It is my opinion that the current activity will probably not lead to an imminent eruption (scientists have to be careful with what info they put out, you don't want to cause panic, but you also don't want to be unprepared, and erring on the side of caution is what saves lives), but you will probably see a lot of hydrothermal activity, including but not limited to, minor phreatic eruptions, increased fumerole action, and possibly some deflation/inflation (DI) events. The activity at the volcano is quite similar to the type of activity now being seen at Mt. Iliamna volcano in Alaska, which also experienced a minor magma intrusion, but has merely increased its gas emissions and level of small seismicity.
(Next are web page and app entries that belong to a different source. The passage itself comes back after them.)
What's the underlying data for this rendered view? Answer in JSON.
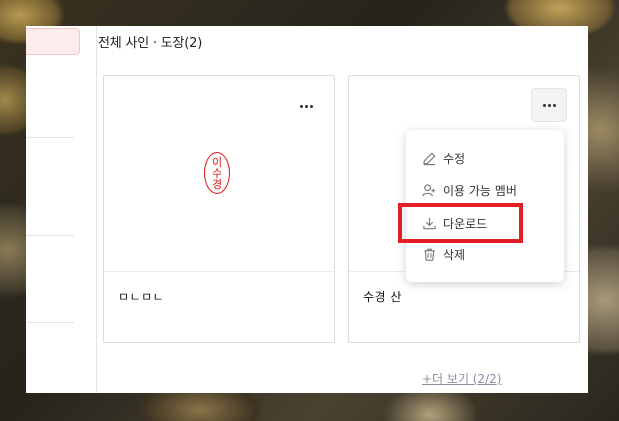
{
  "section": {
    "title": "전체 사인 · 도장(2)"
  },
  "cards": [
    {
      "name": "ㅁㄴㅁㄴ",
      "seal_chars": [
        "이",
        "수",
        "경"
      ]
    },
    {
      "name": "수경 산"
    }
  ],
  "menu": {
    "items": [
      {
        "label": "수정",
        "icon": "pencil-icon"
      },
      {
        "label": "이용 가능 멤버",
        "icon": "add-user-icon"
      },
      {
        "label": "다운로드",
        "icon": "download-icon"
      },
      {
        "label": "삭제",
        "icon": "trash-icon"
      }
    ]
  },
  "footer": {
    "more_label": "+더 보기 (2/2)"
  },
  "colors": {
    "seal": "#dd1111",
    "highlight": "#e41e26",
    "link": "#8a8fa0"
  }
}
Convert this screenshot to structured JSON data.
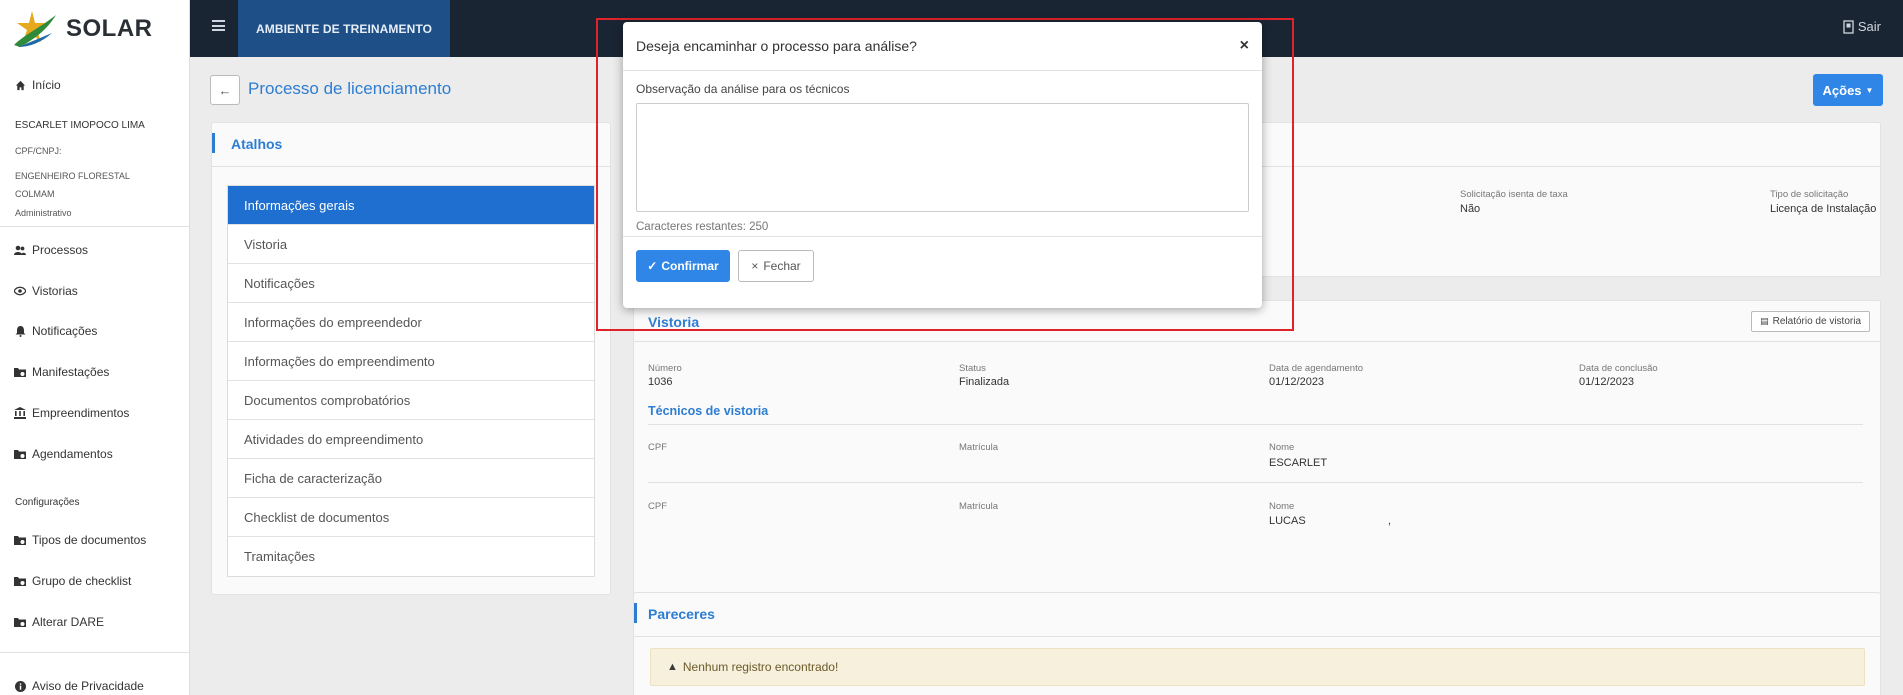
{
  "app": {
    "name": "SOLAR",
    "environment": "AMBIENTE DE TREINAMENTO",
    "logout": "Sair"
  },
  "sidebar": {
    "home": "Início",
    "user": {
      "name": "ESCARLET IMOPOCO LIMA",
      "doc_label": "CPF/CNPJ:",
      "role": "ENGENHEIRO FLORESTAL",
      "org": "COLMAM",
      "profile": "Administrativo"
    },
    "items": [
      "Processos",
      "Vistorias",
      "Notificações",
      "Manifestações",
      "Empreendimentos",
      "Agendamentos"
    ],
    "config_title": "Configurações",
    "config_items": [
      "Tipos de documentos",
      "Grupo de checklist",
      "Alterar DARE"
    ],
    "privacy": "Aviso de Privacidade"
  },
  "page": {
    "title": "Processo de licenciamento",
    "actions": "Ações"
  },
  "atalhos": {
    "title": "Atalhos",
    "items": [
      "Informações gerais",
      "Vistoria",
      "Notificações",
      "Informações do empreendedor",
      "Informações do empreendimento",
      "Documentos comprobatórios",
      "Atividades do empreendimento",
      "Ficha de caracterização",
      "Checklist de documentos",
      "Tramitações"
    ]
  },
  "info_geral": {
    "isenta_label": "Solicitação isenta de taxa",
    "isenta_value": "Não",
    "tipo_label": "Tipo de solicitação",
    "tipo_value": "Licença de Instalação"
  },
  "vistoria": {
    "title": "Vistoria",
    "report_button": "Relatório de vistoria",
    "numero_label": "Número",
    "numero": "1036",
    "status_label": "Status",
    "status": "Finalizada",
    "agendamento_label": "Data de agendamento",
    "agendamento": "01/12/2023",
    "conclusao_label": "Data de conclusão",
    "conclusao": "01/12/2023",
    "tecnicos_title": "Técnicos de vistoria",
    "tecnicos": [
      {
        "cpf_label": "CPF",
        "matricula_label": "Matrícula",
        "nome_label": "Nome",
        "nome": "ESCARLET"
      },
      {
        "cpf_label": "CPF",
        "matricula_label": "Matrícula",
        "nome_label": "Nome",
        "nome": "LUCAS",
        "extra": ","
      }
    ]
  },
  "pareceres": {
    "title": "Pareceres",
    "empty": "Nenhum registro encontrado!"
  },
  "modal": {
    "title": "Deseja encaminhar o processo para análise?",
    "close_symbol": "×",
    "field_label": "Observação da análise para os técnicos",
    "textarea_value": "",
    "chars_remaining": "Caracteres restantes: 250",
    "confirm": "Confirmar",
    "dismiss": "Fechar"
  },
  "colors": {
    "primary": "#2f86e6",
    "topbar": "#1a2533",
    "env": "#1e4f86",
    "highlight": "#e0222a",
    "active": "#1e6fd0"
  }
}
Iliamna has not erupted yet, but has been on AVO's 'watch' list for nearly a year now.

An eruption from Mt. Fuji today has been estimated at a damage cost of up to ¥2.5 trillion ($3.25 billion) to the Japanese economy, and could also cost over 300,000 lives. It is critical that those living near this volcano understand the dangers, and have an evacuation plan as well as supplies they can rely on in the event this does occur. The volcano, at its full fury, is capable of massive levels of destruction to the immediate area, and includes in its arsenal the potential for pyroclastic flows, landslides, lahars, phreatic eruptions, fissures, pyroclastic cinder cones, and fast flowing pahoehoe basalt lavas.

The last eruption in 1707 blasted out a large crater on the Eastern slope of Fuji, and deposited ash as far away as Tokyo. Many buildings and towns surrounding the volcano are built on the lavas and ashes of this eruption. Due to the extensive history and record keeping of Japan, most residents are quite aware of the dangers of Fuji, and typically take any evacuation order very seriously, but pyroclastic flows are a hard thing to outrun when they can reach speeds of up to 280mph, so early warning is the best possible scenario.

I will also to see if there are any other credible sources to confirm what Wired.com is claiming in regards to steaming and gas emissions (however they did not cite a source for this claim). Its actually possible that they could be using my blog as the source for this, as I was among the first sites to report the initial supposed 'emissions' from Fuji, which I was never able to confirm save one obscure report in Japanese news.

Scientists will more than likely step up their monitoring and analysis of Fuji in the mean time, and keep a close watch on its goings-on.